Doesn't the camera pick it up, the lack of chemistry? I ask. There are ways to fool the camera, he tells me, all blue-eyed innocence. (If I were a camera, I think to myself, I bet I'd get taken in if this guy kissed a table lamp.)

Does he get homesick? "All the time. That's the truth. I dream about coming home. In my own mind, I feel like I'm prepping to come home." He returns to the province as often as he can - "I love coming home in the summer because you can actually see the town." He and Sarah are leaving the next day for Random Island, for a stay at his father's former home. Spence's father, Michael Cook, also a playwright, died in 1994, but nevertheless gets his share of Spence stories as the afternoon slip-slides along.

While her brother and mother are having their pictures taken in the hotel's atrium, Sarah and I fall into conversation. Sarah is a textile artist who specializes in footwear; she's shy, she says. While she is describing her recent work for Ontario's Stratford Festival, I almost miss her footnote reference to Lord of the Rings.

"Wait a minute," I say. "Back up. You made the footwear for Lord of the Rings?" She looks at me as if I've accused her of drowning kittens. "There was a group of us," she says, quickly. It wasn't all her fault, then.

When Spence filius and mater get back from their photo session, I ask him what his plans are. He tells me he and his mother are working on a script; he knows enough producers now, he says, to believe he has a shot at getting their script read. No mean feat; he mentions that a friend of his in the business sometimes gets 100 scripts a day delivered to his door.

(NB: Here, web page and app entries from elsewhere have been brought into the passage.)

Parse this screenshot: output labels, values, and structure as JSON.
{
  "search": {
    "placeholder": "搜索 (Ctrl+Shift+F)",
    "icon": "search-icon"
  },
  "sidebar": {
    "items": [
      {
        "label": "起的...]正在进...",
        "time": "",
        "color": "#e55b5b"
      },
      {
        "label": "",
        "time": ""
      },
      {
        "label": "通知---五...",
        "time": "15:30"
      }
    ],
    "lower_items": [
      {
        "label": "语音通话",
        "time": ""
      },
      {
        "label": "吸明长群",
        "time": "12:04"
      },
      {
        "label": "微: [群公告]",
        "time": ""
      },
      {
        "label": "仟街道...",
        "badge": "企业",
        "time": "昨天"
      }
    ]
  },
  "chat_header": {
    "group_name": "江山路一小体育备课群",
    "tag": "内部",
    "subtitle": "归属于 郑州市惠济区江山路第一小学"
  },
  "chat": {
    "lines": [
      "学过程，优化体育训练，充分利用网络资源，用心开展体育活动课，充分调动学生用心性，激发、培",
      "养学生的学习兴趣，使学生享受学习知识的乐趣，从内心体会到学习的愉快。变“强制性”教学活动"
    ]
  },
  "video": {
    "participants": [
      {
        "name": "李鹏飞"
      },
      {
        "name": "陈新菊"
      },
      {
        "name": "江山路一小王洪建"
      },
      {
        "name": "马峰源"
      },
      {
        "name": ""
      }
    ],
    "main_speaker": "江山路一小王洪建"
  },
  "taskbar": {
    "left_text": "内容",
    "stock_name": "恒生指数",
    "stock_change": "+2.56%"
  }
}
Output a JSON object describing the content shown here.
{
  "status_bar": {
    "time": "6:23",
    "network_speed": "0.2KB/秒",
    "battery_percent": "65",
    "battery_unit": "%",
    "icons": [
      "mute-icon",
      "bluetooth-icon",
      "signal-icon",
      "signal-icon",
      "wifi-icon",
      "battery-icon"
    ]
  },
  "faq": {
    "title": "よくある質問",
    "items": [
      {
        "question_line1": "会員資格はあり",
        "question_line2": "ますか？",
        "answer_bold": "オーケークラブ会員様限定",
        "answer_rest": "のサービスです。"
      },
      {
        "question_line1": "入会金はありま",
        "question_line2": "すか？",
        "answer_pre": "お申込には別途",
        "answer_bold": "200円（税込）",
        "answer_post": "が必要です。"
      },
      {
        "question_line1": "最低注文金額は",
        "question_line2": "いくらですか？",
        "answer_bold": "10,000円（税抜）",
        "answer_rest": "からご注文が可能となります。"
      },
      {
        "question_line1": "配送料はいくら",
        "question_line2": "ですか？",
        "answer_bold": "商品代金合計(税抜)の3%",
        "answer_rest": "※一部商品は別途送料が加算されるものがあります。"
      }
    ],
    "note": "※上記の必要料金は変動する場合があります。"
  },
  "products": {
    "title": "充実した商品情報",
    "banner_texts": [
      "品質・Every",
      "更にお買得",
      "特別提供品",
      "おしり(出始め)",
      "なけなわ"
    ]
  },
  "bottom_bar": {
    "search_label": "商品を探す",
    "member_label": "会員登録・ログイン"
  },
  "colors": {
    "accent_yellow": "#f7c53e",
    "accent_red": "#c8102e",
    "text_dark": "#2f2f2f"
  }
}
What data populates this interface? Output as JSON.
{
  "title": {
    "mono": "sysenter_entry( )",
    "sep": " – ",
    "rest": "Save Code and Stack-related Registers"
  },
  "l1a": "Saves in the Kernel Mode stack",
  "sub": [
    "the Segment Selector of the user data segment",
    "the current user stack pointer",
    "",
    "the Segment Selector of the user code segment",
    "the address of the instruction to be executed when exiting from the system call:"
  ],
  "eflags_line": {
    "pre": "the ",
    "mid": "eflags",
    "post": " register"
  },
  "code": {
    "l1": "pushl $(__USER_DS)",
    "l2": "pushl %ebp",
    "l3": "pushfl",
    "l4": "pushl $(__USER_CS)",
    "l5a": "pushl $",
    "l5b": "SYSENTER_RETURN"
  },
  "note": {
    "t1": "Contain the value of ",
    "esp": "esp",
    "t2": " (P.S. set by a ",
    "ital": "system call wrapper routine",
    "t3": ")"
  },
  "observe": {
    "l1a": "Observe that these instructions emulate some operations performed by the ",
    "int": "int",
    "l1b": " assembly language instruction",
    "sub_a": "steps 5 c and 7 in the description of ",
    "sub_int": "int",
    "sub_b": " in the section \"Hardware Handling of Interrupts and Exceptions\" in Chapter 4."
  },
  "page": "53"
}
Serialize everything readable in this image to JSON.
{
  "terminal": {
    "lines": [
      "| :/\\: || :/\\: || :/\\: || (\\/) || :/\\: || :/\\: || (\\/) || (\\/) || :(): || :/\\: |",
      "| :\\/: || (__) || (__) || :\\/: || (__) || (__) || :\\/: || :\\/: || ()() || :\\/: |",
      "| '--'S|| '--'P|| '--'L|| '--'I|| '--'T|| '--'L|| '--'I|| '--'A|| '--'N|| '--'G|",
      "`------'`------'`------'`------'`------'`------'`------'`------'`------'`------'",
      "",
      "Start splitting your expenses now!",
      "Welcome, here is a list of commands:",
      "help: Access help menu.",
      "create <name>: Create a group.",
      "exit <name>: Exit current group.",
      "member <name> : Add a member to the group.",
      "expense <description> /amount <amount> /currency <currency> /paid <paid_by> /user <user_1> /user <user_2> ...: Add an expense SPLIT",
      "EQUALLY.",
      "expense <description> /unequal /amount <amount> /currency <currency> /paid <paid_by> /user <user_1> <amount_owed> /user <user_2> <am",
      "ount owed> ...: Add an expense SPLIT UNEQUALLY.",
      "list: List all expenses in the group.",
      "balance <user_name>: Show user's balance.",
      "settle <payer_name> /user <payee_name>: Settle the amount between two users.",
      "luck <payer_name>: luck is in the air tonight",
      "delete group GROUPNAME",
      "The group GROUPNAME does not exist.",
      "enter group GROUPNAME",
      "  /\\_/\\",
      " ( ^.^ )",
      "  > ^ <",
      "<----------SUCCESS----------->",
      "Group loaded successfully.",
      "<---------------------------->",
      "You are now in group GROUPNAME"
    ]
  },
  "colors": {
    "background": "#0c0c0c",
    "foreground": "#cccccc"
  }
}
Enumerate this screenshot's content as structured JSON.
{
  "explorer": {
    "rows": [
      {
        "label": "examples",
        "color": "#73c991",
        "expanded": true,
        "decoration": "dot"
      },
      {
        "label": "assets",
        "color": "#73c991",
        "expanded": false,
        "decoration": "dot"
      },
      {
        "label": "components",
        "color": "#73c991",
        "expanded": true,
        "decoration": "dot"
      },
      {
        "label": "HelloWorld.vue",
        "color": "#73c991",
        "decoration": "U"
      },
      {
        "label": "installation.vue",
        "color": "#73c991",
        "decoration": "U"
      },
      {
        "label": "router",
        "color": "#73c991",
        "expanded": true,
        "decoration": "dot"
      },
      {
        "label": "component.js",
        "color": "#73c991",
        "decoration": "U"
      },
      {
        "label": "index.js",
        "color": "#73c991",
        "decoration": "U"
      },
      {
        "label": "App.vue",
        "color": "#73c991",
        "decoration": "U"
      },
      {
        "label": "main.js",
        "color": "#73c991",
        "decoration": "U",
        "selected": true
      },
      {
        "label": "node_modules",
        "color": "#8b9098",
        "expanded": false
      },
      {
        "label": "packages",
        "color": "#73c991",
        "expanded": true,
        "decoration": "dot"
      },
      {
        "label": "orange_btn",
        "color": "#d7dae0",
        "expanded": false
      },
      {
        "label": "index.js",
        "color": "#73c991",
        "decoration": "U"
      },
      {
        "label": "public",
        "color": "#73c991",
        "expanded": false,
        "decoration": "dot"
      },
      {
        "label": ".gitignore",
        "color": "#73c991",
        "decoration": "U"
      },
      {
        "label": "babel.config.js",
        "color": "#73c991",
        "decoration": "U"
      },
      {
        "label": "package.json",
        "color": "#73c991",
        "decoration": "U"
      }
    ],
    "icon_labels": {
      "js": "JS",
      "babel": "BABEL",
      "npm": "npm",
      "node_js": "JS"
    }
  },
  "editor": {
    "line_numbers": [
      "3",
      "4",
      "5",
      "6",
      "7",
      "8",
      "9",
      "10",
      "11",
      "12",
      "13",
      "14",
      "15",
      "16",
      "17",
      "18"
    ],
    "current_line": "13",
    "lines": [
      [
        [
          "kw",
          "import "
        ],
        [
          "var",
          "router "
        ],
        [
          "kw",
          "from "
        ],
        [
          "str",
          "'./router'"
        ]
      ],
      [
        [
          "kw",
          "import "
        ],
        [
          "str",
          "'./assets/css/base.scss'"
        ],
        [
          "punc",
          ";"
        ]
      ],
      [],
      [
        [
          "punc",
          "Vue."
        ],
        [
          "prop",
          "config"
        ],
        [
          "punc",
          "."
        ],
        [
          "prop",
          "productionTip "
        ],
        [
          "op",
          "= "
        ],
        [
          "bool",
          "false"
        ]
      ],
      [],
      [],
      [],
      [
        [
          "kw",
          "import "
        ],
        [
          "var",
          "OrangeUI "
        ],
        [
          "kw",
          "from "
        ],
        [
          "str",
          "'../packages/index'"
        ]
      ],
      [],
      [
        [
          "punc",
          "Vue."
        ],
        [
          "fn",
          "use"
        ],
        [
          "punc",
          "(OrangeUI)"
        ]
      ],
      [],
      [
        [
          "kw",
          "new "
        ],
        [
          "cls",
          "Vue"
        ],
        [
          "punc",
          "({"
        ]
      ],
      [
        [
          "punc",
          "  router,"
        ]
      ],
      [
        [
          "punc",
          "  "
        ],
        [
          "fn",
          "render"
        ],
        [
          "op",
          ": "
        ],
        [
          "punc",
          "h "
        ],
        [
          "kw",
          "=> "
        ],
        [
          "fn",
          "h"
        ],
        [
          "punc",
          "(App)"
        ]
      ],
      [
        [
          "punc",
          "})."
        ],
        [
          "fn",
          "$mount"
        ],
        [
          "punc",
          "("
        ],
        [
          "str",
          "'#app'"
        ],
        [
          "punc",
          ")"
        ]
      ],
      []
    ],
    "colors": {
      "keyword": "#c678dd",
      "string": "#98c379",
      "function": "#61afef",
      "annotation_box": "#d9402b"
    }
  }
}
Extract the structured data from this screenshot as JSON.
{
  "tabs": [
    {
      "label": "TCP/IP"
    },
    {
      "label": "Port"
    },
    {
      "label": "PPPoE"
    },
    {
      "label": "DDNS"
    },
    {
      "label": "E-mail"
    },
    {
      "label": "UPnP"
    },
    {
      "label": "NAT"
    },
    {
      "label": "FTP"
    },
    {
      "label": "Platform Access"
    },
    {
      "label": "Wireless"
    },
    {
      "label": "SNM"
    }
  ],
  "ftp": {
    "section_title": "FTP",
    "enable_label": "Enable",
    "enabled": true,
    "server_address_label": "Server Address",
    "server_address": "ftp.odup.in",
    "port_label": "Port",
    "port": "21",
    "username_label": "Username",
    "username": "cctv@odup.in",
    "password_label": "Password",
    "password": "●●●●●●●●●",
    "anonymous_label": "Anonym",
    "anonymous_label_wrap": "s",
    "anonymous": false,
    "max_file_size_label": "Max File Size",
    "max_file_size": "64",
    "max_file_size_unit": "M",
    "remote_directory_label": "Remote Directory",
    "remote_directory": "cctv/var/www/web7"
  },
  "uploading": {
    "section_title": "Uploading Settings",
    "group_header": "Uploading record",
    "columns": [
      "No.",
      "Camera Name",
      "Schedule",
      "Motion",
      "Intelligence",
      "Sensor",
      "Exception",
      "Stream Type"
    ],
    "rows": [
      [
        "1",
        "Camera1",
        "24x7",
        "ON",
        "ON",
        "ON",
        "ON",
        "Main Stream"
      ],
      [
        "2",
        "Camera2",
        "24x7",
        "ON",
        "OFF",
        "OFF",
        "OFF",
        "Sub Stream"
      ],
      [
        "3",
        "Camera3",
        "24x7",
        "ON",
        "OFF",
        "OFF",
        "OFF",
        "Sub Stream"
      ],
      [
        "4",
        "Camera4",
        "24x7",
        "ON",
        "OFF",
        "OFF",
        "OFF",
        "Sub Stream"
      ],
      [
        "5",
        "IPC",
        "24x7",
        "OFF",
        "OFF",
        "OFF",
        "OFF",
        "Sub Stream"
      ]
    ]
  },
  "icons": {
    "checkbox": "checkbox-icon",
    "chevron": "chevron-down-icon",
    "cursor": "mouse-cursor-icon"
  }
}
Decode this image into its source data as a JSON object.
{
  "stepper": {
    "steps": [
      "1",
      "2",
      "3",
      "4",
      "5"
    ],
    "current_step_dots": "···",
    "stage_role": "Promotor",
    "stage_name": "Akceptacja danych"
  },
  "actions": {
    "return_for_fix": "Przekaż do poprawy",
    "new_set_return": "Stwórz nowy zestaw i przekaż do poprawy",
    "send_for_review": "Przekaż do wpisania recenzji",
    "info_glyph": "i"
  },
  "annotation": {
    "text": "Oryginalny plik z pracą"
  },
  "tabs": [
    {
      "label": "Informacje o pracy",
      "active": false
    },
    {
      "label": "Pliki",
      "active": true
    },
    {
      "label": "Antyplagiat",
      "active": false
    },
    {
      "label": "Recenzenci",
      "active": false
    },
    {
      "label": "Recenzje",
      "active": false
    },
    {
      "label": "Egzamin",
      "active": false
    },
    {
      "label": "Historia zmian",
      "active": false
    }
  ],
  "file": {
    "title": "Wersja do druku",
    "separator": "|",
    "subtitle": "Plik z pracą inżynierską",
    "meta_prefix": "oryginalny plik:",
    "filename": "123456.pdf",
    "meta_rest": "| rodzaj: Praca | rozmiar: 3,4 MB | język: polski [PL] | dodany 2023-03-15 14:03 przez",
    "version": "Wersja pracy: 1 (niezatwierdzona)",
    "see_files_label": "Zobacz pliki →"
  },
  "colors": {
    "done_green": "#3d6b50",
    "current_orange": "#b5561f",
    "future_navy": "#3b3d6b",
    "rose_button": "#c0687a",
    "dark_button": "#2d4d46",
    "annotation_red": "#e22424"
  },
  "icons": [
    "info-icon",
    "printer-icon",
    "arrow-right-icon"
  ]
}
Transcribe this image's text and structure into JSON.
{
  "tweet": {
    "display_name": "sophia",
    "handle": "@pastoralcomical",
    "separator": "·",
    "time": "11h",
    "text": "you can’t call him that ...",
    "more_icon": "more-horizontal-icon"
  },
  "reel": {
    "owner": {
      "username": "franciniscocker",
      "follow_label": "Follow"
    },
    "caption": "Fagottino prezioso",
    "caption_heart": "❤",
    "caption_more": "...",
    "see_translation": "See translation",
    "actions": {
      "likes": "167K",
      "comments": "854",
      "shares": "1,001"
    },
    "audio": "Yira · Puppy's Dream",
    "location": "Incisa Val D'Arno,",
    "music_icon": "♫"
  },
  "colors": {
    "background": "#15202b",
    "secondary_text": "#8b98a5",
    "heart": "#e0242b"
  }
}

We drink up and pay up. (He pays and I forget to thank him - actually, it doesn't occur to me that I walked out of the hotel without paying or even thinking about paying until I'm almost home. Some slick, that Spence boy. And generous.) And then we go out the door of the hotel in a gaggle, into the peevish weather, heading east against a wind that would prefer we went west.

Iris the goldfish has just flipped her last flop as Spence and I catch up to his mother and sister, who are standing in front of the house on Gower where Sarah is staying. "It was lovely to meet you," he says, and gives me a hug and a kiss on the cheek - brief shelter from the irritable air. Then he turns away, calling: "Sarah, are you warm enough?"

As I walk on down Gower by myself, getting progressively colder under a peepshow sun, I think of Spence's story about overhearing someone call his mother a nasty name one night when he was 12, and a member of the audience of a play she was acting in. "I felt myself tremble all over," he said, "and suddenly I was standing up and shouting, 'You can't say that about my mother!'"

And then I remember reading somewhere that the part of Cade Foster was reworked shortly after Spence took the role. They recognized his depth of feeling, his compassion, the writer of the article said, and decided to give it to his character.

Luckily, there seems to be lots left over.

By Susan Rendell for The Independent. Susan is a freelance writer and editor living in downtown St. John's. Her collection of short stories, In the Chambers of the Sea, was published by Killick Press in 2003.